((
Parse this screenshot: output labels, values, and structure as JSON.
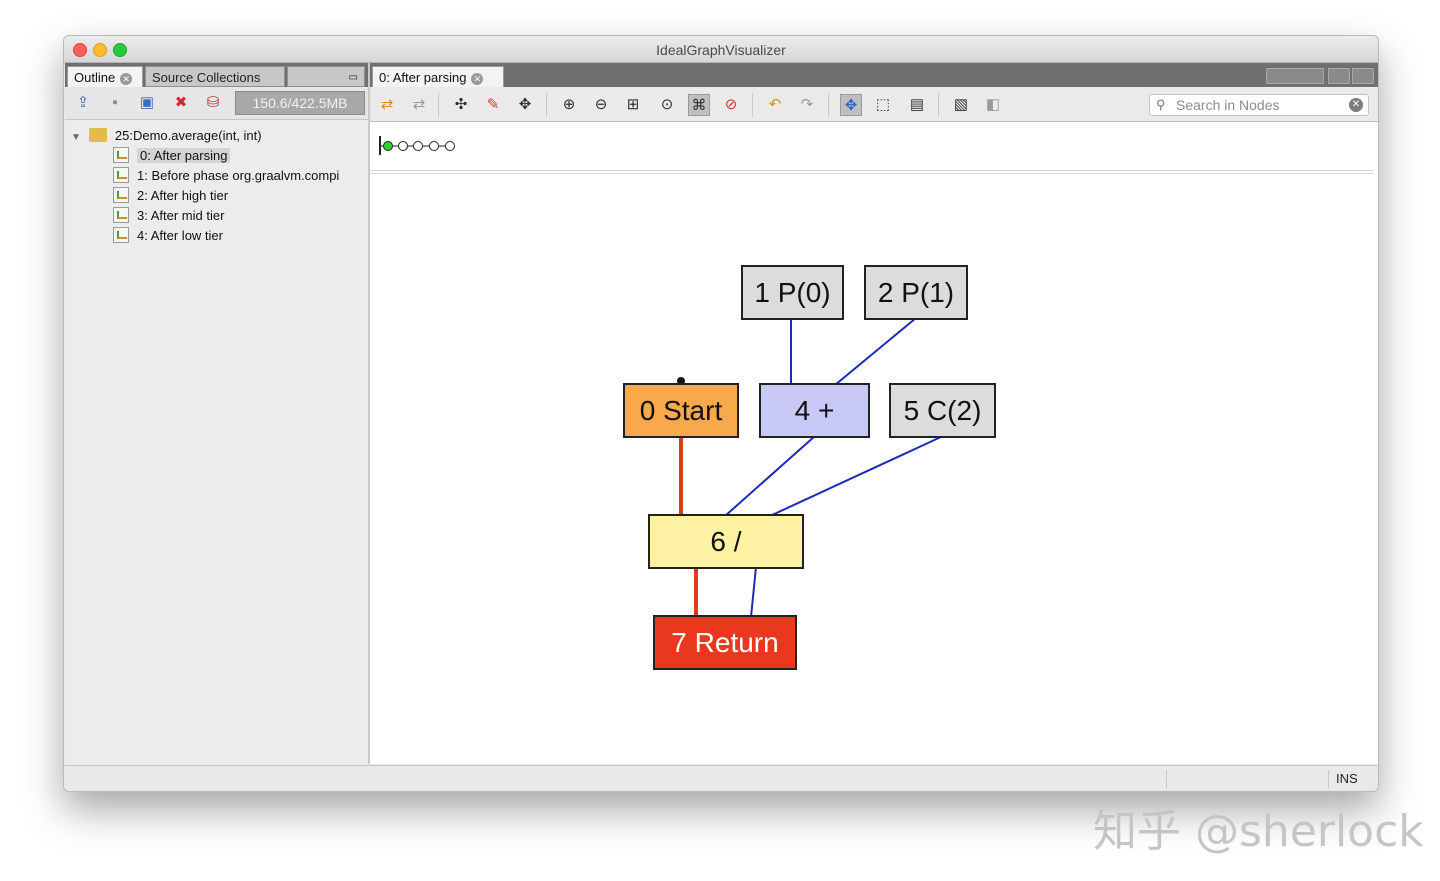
{
  "window": {
    "title": "IdealGraphVisualizer"
  },
  "left_panel": {
    "tabs": [
      "Outline",
      "Source Collections"
    ],
    "memory": "150.6/422.5MB",
    "tree": {
      "root": "25:Demo.average(int, int)",
      "items": [
        "0: After parsing",
        "1: Before phase org.graalvm.compi",
        "2: After high tier",
        "3: After mid tier",
        "4: After low tier"
      ]
    }
  },
  "editor": {
    "tab_label": "0: After parsing",
    "search": {
      "placeholder": "Search in Nodes"
    },
    "toolbar_icons": [
      "prev-snapshot-icon",
      "next-snapshot-icon",
      "expand-icon",
      "hide-icon",
      "show-all-icon",
      "zoom-in-icon",
      "zoom-out-icon",
      "fit-icon",
      "zoom-selection-icon",
      "layout-icon",
      "no-sync-icon",
      "undo-icon",
      "redo-icon",
      "pan-icon",
      "select-icon",
      "overview-icon",
      "export-icon",
      "settings-icon"
    ]
  },
  "graph": {
    "nodes": [
      {
        "id": "1 P(0)",
        "color": "#dcdcdc"
      },
      {
        "id": "2 P(1)",
        "color": "#dcdcdc"
      },
      {
        "id": "0 Start",
        "color": "#f7a94b"
      },
      {
        "id": "4 +",
        "color": "#c9c9f7"
      },
      {
        "id": "5 C(2)",
        "color": "#dcdcdc"
      },
      {
        "id": "6 /",
        "color": "#fdf1a4"
      },
      {
        "id": "7 Return",
        "color": "#e9381e"
      }
    ],
    "edge_colors": {
      "control": "#e03c24",
      "data": "#1a2bb8"
    }
  },
  "status": {
    "mode": "INS"
  },
  "watermark": "知乎 @sherlock"
}
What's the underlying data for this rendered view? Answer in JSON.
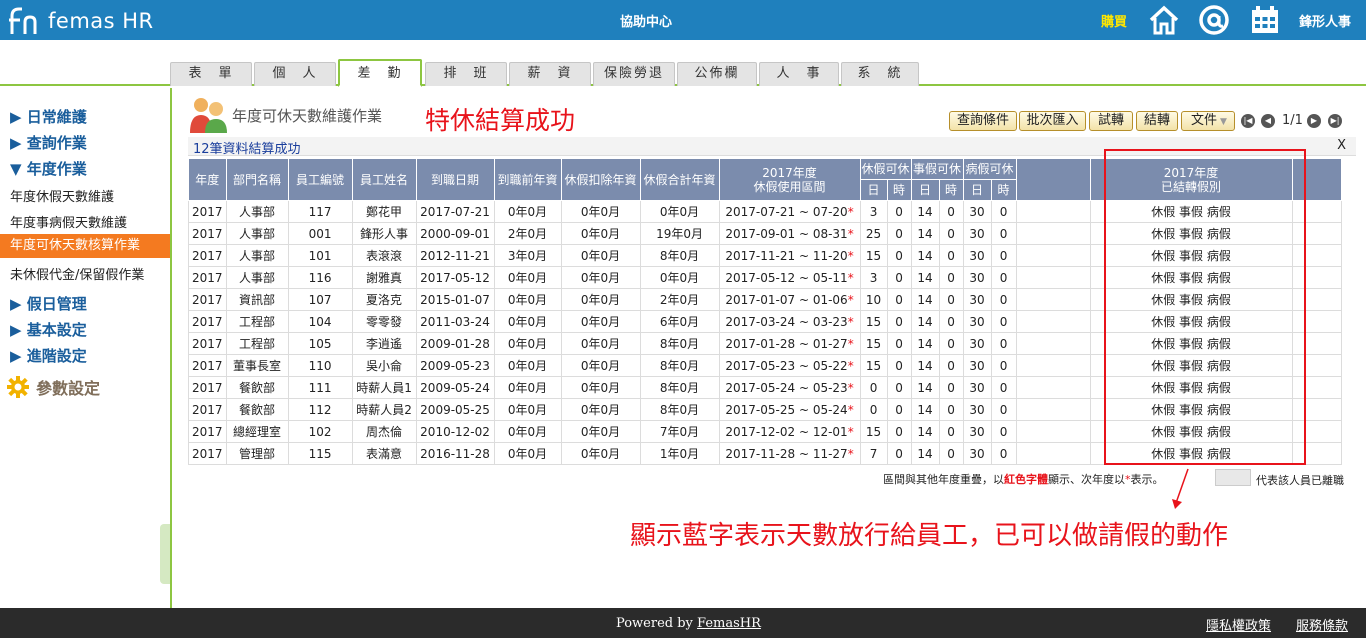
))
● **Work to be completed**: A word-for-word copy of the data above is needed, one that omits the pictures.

● **Task result**:
Parse this screenshot: output labels, values, and structure as JSON.
{
  "window": {
    "title": "IdealGraphVisualizer"
  },
  "left_panel": {
    "tabs": [
      "Outline",
      "Source Collections"
    ],
    "memory": "150.6/422.5MB",
    "tree": {
      "root": "25:Demo.average(int, int)",
      "items": [
        "0: After parsing",
        "1: Before phase org.graalvm.compi",
        "2: After high tier",
        "3: After mid tier",
        "4: After low tier"
      ]
    }
  },
  "editor": {
    "tab_label": "0: After parsing",
    "search": {
      "placeholder": "Search in Nodes"
    },
    "toolbar_icons": [
      "prev-snapshot-icon",
      "next-snapshot-icon",
      "expand-icon",
      "hide-icon",
      "show-all-icon",
      "zoom-in-icon",
      "zoom-out-icon",
      "fit-icon",
      "zoom-selection-icon",
      "layout-icon",
      "no-sync-icon",
      "undo-icon",
      "redo-icon",
      "pan-icon",
      "select-icon",
      "overview-icon",
      "export-icon",
      "settings-icon"
    ]
  },
  "graph": {
    "nodes": [
      {
        "id": "1 P(0)",
        "color": "#dcdcdc"
      },
      {
        "id": "2 P(1)",
        "color": "#dcdcdc"
      },
      {
        "id": "0 Start",
        "color": "#f7a94b"
      },
      {
        "id": "4 +",
        "color": "#c9c9f7"
      },
      {
        "id": "5 C(2)",
        "color": "#dcdcdc"
      },
      {
        "id": "6 /",
        "color": "#fdf1a4"
      },
      {
        "id": "7 Return",
        "color": "#e9381e"
      }
    ],
    "edge_colors": {
      "control": "#e03c24",
      "data": "#1a2bb8"
    }
  },
  "status": {
    "mode": "INS"
  },
  "watermark": "知乎 @sherlock"
}
What's the underlying data for this rendered view? Answer in JSON.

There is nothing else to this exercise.